WHAT YOU WILL DO: Please state how many lines of the records hold the string "score", giving nothing but the number.
Segment Start: ENTRIES SHOWN
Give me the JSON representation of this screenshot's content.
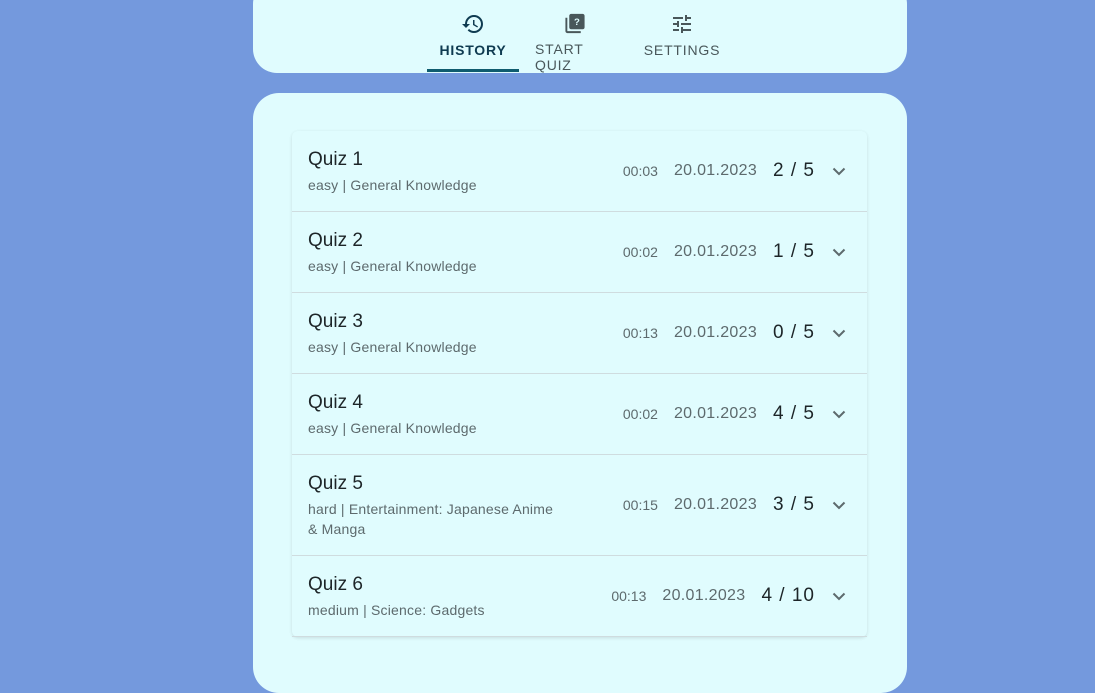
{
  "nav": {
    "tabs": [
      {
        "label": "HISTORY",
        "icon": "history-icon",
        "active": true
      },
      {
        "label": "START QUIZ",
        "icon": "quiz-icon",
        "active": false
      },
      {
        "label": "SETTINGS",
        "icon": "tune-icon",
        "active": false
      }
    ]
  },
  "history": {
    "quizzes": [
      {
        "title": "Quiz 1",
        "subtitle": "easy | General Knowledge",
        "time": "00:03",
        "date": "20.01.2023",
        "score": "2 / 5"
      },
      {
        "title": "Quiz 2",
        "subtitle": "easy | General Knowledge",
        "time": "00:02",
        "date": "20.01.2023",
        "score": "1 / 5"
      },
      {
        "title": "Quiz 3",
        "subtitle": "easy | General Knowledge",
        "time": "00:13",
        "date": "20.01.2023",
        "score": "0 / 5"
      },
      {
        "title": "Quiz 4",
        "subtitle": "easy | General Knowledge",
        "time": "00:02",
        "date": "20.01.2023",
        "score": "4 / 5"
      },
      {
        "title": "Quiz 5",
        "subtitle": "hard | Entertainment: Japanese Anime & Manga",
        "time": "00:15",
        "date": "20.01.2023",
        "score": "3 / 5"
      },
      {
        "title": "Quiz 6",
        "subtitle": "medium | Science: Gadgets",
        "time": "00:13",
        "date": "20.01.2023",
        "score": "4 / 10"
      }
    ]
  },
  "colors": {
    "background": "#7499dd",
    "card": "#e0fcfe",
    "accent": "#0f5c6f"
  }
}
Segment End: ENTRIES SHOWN
ANSWER TO THIS PROBLEM: 6